Wireless Charger from TechSmarter
TechSmarter

Fuel up to three devices at once, including a laptop, with this single unit. It can wirelessly charge or hook up to USB and USB-C to consolidate your charging station.

Buy it: Mental Floss Shop

10. FurniQi Bamboo Wireless Charging Side Table; $150 (24 percent off)

FurniQi Bamboo Wireless Charging Side Table
FoneSalesman

This bamboo table is actually a wireless charger—all you have to do is set your device down on the designated charging spot and you're good to go. Easy to construct and completely discreet, this is a novel way to charge your device while entertaining guests or just enjoying your morning coffee.

Buy it: Mental Floss Shop

This article contains affiliate links to products selected by our editors. Mental Floss may receive a commission for purchases made through these links. If you haven't received your voucher or have a question about your order, contact the Mental Floss shop here.

30 Pungent Facts About Farts

This man is clearly not trying to hide the fact he just passed gas.
This man is clearly not trying to hide the fact he just passed gas.
BrilliantEye/iStock via Getty Images

Whether you openly admit it or desperately try to hide it, it’s an undeniable fact that every living and breathing human being farts. And while passing what you thought was going to be silent gas only to be wrong in certain situations can definitely be embarrassing, there’s something undeniably humorous about flatulence—no matter your age.

If you do love a good fart joke, you’re in good company.
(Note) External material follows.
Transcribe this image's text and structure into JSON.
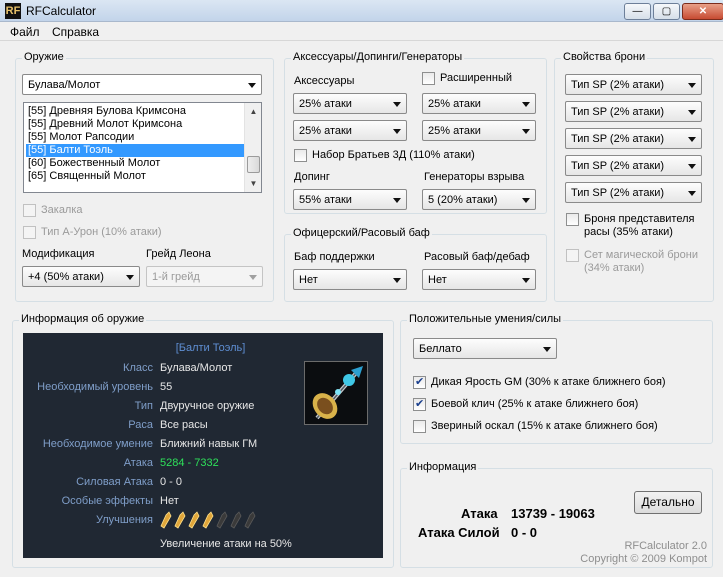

The very first recorded joke, which was written by the Sumerians and dates all the way back to 1900 BCE, was about—you guessed it—breaking wind. And some of the world's great thinkers, from William Shakespeare to J.D. Salinger, have slipped a fart joke (or 10) into their work.

In this episode of The List Show, we're sniffing out 30 fascinating facts about farts—from why humans expel gas to how often the average adult squeezes the cheese. You can watch the full episode below.

For more videos like this one, be sure to head here and subscribe.